◆ **Entries supplied**:
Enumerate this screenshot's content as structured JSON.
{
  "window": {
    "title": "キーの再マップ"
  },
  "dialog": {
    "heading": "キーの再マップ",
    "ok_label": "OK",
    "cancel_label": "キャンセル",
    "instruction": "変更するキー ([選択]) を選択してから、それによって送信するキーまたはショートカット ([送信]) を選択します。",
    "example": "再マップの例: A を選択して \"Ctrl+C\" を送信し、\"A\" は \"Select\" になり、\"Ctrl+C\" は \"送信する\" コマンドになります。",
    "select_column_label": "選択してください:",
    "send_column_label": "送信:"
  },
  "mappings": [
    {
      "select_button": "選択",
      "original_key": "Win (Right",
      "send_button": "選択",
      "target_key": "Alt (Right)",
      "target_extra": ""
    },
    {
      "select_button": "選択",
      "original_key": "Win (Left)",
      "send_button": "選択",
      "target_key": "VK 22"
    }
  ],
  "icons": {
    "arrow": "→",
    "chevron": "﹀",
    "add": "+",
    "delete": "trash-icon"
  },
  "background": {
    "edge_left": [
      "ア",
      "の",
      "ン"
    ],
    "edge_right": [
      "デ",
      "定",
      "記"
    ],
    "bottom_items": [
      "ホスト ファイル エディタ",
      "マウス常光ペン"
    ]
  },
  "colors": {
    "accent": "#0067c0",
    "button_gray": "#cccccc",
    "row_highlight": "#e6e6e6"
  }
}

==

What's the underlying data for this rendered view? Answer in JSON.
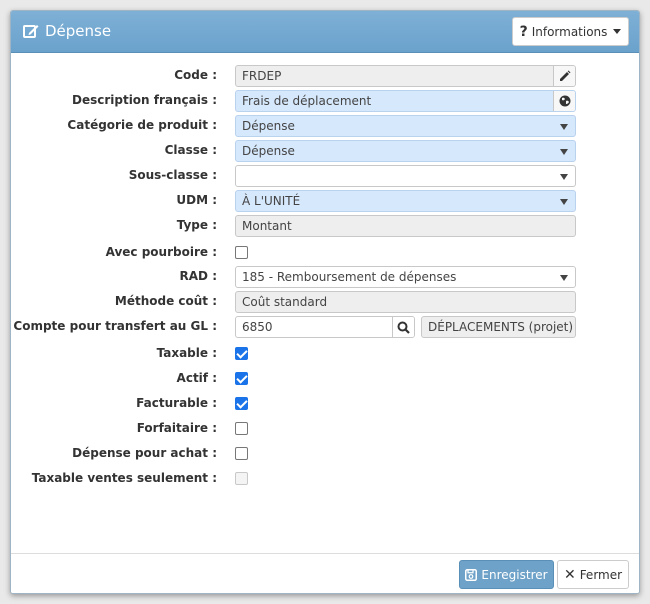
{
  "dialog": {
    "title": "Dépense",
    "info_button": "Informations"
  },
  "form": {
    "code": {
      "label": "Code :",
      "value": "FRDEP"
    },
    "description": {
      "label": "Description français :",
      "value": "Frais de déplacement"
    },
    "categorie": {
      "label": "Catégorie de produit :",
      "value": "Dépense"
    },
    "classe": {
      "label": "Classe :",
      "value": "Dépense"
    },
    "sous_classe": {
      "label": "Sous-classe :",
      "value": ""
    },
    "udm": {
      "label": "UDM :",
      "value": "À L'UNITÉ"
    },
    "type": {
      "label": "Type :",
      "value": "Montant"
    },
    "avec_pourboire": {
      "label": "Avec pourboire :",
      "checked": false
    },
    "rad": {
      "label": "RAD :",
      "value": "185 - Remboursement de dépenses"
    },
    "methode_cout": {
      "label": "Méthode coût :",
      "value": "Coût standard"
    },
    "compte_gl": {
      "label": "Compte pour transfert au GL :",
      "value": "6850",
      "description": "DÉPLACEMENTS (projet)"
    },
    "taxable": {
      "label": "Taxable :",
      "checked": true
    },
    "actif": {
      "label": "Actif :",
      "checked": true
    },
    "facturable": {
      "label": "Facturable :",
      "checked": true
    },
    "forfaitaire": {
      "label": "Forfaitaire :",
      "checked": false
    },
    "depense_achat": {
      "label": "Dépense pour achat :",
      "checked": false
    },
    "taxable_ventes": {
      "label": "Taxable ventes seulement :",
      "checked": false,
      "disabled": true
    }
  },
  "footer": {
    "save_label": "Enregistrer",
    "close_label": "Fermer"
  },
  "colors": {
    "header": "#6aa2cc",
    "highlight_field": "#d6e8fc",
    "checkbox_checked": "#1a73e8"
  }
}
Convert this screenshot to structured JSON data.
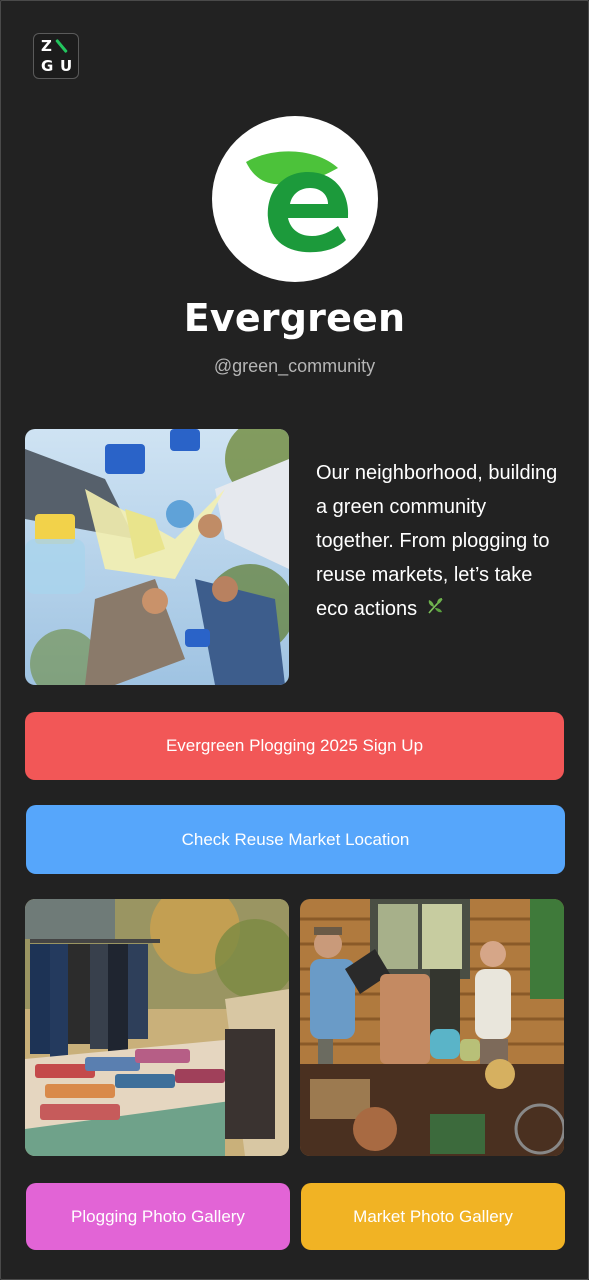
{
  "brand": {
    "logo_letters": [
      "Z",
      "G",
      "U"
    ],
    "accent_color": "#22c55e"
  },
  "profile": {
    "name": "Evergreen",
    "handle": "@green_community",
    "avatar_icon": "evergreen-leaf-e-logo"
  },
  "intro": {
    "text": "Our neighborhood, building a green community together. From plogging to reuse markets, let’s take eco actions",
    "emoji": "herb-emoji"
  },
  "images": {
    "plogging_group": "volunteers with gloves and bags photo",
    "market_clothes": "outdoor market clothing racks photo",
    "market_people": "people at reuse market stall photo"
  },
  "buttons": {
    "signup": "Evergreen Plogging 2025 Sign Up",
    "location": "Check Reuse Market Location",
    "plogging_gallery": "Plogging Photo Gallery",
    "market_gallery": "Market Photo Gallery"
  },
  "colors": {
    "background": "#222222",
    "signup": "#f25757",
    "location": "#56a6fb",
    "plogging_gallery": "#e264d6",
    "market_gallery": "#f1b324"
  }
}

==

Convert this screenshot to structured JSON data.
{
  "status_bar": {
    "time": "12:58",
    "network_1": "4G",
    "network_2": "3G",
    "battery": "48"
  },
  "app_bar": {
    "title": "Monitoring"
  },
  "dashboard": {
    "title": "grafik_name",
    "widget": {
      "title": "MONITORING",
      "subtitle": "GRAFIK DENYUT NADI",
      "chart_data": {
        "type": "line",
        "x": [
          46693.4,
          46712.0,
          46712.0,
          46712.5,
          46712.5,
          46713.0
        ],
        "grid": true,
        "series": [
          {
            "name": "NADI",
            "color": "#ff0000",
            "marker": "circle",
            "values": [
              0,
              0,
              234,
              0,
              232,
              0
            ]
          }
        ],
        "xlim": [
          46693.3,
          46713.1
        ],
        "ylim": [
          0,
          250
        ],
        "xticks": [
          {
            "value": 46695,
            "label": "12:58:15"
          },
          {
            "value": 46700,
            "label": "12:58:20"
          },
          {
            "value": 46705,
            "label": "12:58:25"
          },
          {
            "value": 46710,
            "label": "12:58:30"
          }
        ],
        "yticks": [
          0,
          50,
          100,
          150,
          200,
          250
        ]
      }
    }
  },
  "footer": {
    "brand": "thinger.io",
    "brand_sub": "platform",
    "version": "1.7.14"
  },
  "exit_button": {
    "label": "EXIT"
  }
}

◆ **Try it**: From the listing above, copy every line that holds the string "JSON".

◆ **Task result**:
Enumerate this screenshot's content as structured JSON.
What's the underlying data for this rendered view? Answer in JSON.
Convert this screenshot to structured JSON data.
Convert this screenshot to structured JSON data.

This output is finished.